At this past summer’s solid waste workshop, Dan Santos, Director of DPW, briefed the Council on the selection of the contractor, New Bedford Waste Services and its partner ABC Disposal Services and how the newly negotiated contract will impact the Transfer Station fees. Where it was once anticipated that the sticker price, currently $160 per year, was going to double or perhaps triple, Mr. Santos assured us that that was not the case and most likely we would see only a modest increase in 2015. He also spoke to the recycling component of the station and though he proposed no changes at that time he did represent that a change from multi-stream recycling (separating plastic, metal, paper and glass into four separate containers) to a single stream process might be recommended in the future. This makes sense as under the new contract, recyclables are not figured into the tonnage costs and will be hauled away at no cost to the Town. In essence the Town already has a pay as you throw PAYT method in that residents and residential property owners making individual trips to the Transfer Station are allowed up to 8 bags (30 gallon each) limit for $15.00 per entry with $1 per bag over the limit without having to purchase an annual sticker. In the new year Barnstable residents and property owners that currently use the Transfer Station to recycle only will be required to sign up for a zero cost sticker and “free” recycling will no longer be available for non-residents. This will allow for more accurate recycling data collection and Barnstable will no longer be subsidizing other communities. In theory everyone who disposes trash should be recycling to comply with the State waste ban regulation that prohibits recyclables from the waste stream. Seventy-five thousand dollars has been appropriated in FY15 for the study and improvements to the Transfer Station with particular emphasis on improving the traffic flow and to prevent the numerous near misses and fender benders that currently occur due to the less than efficient traffic patterns.
Solid waste disposal and recycling begs many questions that need to be answered definitively by the Town Manager and his Staff. Should the current system at the Transfer Station be changed to a PAYT model? Should the Town consider Town-wide curbside trash pick-up and recycling? A ban on Styrofoam, plastic bags and containers? Mandate that trash haulers who operate in Barnstable provide recycling? Should multi-family facilities be required to recycle? Should the Town have a comprehensive policy regarding the disposing of all trash and recyclables rather than a piecemeal approach? The Council will be looking for the recommendations along with the honest math that gives true costs associated with implementing any significant changes, including the benefit savings to the residents in energy, time and money. Regardless of what happens, efforts need to be made to develop public education campaigns that promote waste reduction in both the private and local business sectors. It has been interesting to follow the Town of Mashpee’s misstep with the issue of PAYT or Save Money And Reduce Trash (SMART) and how the citizens felt excluded from the choice to change.

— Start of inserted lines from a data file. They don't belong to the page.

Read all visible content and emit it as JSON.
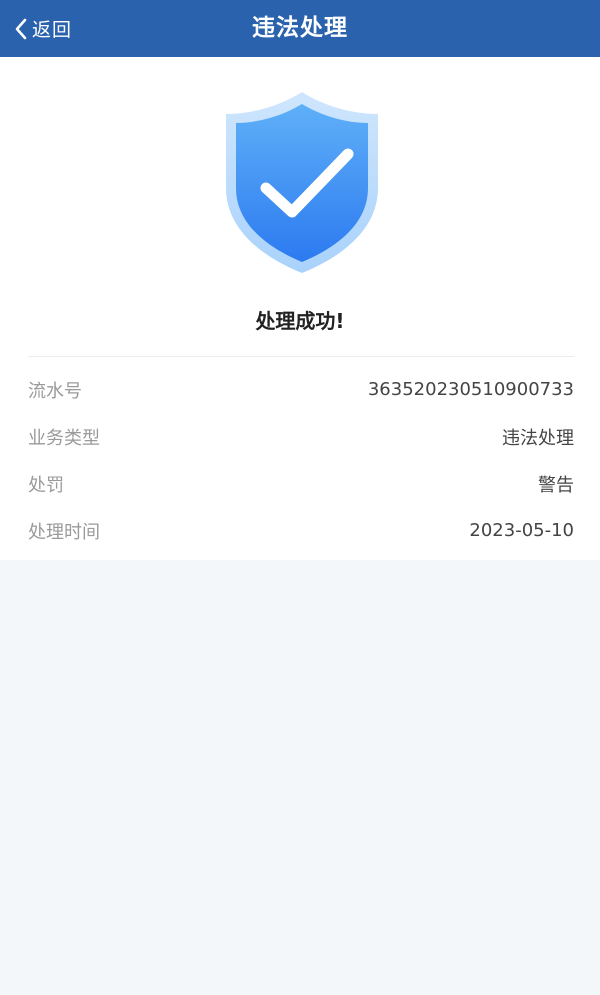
{
  "header": {
    "back_label": "返回",
    "title": "违法处理"
  },
  "result": {
    "title": "处理成功!",
    "icon": "shield-check-icon"
  },
  "details": [
    {
      "label": "流水号",
      "value": "363520230510900733"
    },
    {
      "label": "业务类型",
      "value": "违法处理"
    },
    {
      "label": "处罚",
      "value": "警告"
    },
    {
      "label": "处理时间",
      "value": "2023-05-10"
    }
  ],
  "colors": {
    "header_bg": "#2b62ad",
    "shield_light": "#9fcffa",
    "shield_dark": "#2f7ef0",
    "page_bg": "#f4f7f9"
  }
}
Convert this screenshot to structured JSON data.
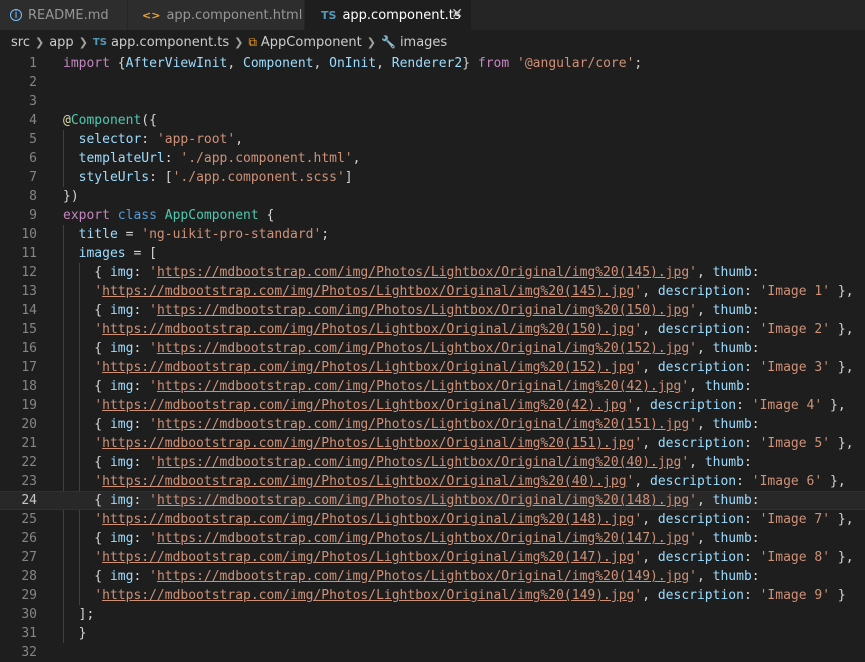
{
  "tabs": [
    {
      "label": "README.md",
      "icon": "info-icon",
      "active": false
    },
    {
      "label": "app.component.html",
      "icon": "angular-brackets-icon",
      "active": false
    },
    {
      "label": "app.component.ts",
      "icon": "typescript-icon",
      "active": true
    }
  ],
  "tab_ts_icon_text": "TS",
  "tab_ng_icon_text": "<>",
  "breadcrumb": [
    "src",
    "app",
    "app.component.ts",
    "AppComponent",
    "images"
  ],
  "breadcrumb_ts_icon_text": "TS",
  "code": {
    "line_numbers": [
      "1",
      "2",
      "3",
      "4",
      "5",
      "6",
      "7",
      "8",
      "9",
      "10",
      "11",
      "12",
      "13",
      "14",
      "15",
      "16",
      "17",
      "18",
      "19",
      "20",
      "21",
      "22",
      "23",
      "24",
      "25",
      "26",
      "27",
      "28",
      "29",
      "30",
      "31",
      "32"
    ],
    "current_line": 24,
    "import_kw": "import",
    "import_open": "{",
    "import_names": [
      "AfterViewInit",
      "Component",
      "OnInit",
      "Renderer2"
    ],
    "import_close": "}",
    "from_kw": "from",
    "import_module": "'@angular/core'",
    "decorator_at": "@",
    "decorator_name": "Component",
    "selector_key": "selector",
    "selector_value": "'app-root'",
    "templateUrl_key": "templateUrl",
    "templateUrl_value": "'./app.component.html'",
    "styleUrls_key": "styleUrls",
    "styleUrls_value": "'./app.component.scss'",
    "decorator_close": "})",
    "export_kw": "export",
    "class_kw": "class",
    "class_name": "AppComponent",
    "title_key": "title",
    "title_value": "'ng-uikit-pro-standard'",
    "images_key": "images",
    "array_close": "];",
    "class_close": "}",
    "images": [
      {
        "img": "https://mdbootstrap.com/img/Photos/Lightbox/Original/img%20(145).jpg",
        "thumb": "https://mdbootstrap.com/img/Photos/Lightbox/Original/img%20(145).jpg",
        "description": "'Image 1'",
        "end": " },"
      },
      {
        "img": "https://mdbootstrap.com/img/Photos/Lightbox/Original/img%20(150).jpg",
        "thumb": "https://mdbootstrap.com/img/Photos/Lightbox/Original/img%20(150).jpg",
        "description": "'Image 2'",
        "end": " },"
      },
      {
        "img": "https://mdbootstrap.com/img/Photos/Lightbox/Original/img%20(152).jpg",
        "thumb": "https://mdbootstrap.com/img/Photos/Lightbox/Original/img%20(152).jpg",
        "description": "'Image 3'",
        "end": " },"
      },
      {
        "img": "https://mdbootstrap.com/img/Photos/Lightbox/Original/img%20(42).jpg",
        "thumb": "https://mdbootstrap.com/img/Photos/Lightbox/Original/img%20(42).jpg",
        "description": "'Image 4'",
        "end": " },"
      },
      {
        "img": "https://mdbootstrap.com/img/Photos/Lightbox/Original/img%20(151).jpg",
        "thumb": "https://mdbootstrap.com/img/Photos/Lightbox/Original/img%20(151).jpg",
        "description": "'Image 5'",
        "end": " },"
      },
      {
        "img": "https://mdbootstrap.com/img/Photos/Lightbox/Original/img%20(40).jpg",
        "thumb": "https://mdbootstrap.com/img/Photos/Lightbox/Original/img%20(40).jpg",
        "description": "'Image 6'",
        "end": " },"
      },
      {
        "img": "https://mdbootstrap.com/img/Photos/Lightbox/Original/img%20(148).jpg",
        "thumb": "https://mdbootstrap.com/img/Photos/Lightbox/Original/img%20(148).jpg",
        "description": "'Image 7'",
        "end": " },"
      },
      {
        "img": "https://mdbootstrap.com/img/Photos/Lightbox/Original/img%20(147).jpg",
        "thumb": "https://mdbootstrap.com/img/Photos/Lightbox/Original/img%20(147).jpg",
        "description": "'Image 8'",
        "end": " },"
      },
      {
        "img": "https://mdbootstrap.com/img/Photos/Lightbox/Original/img%20(149).jpg",
        "thumb": "https://mdbootstrap.com/img/Photos/Lightbox/Original/img%20(149).jpg",
        "description": "'Image 9'",
        "end": " }"
      }
    ]
  },
  "colors": {
    "editor_bg": "#1e1e1e",
    "tab_inactive_bg": "#2d2d2d",
    "keyword": "#569cd6",
    "control_keyword": "#c586c0",
    "string": "#ce9178",
    "property": "#9cdcfe",
    "class": "#4ec9b0",
    "decorator": "#dcdcaa"
  }
}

Please take the opportunity to stop by and discuss any Village or Town issue on the second Wednesday of every month from 3-5pm at the Cotuit Library. The next scheduled meeting is November 12. I am also available at (508) 360-2504 (cell) or weekdays at Town Hall 8:30-3:30 (508) 862-4738, Email Precinct7@comcast.net or for web updates and information follow me at www.BarnstablePrecinct7.com.
I welcome your questions and concerns and look forward to hearing from you.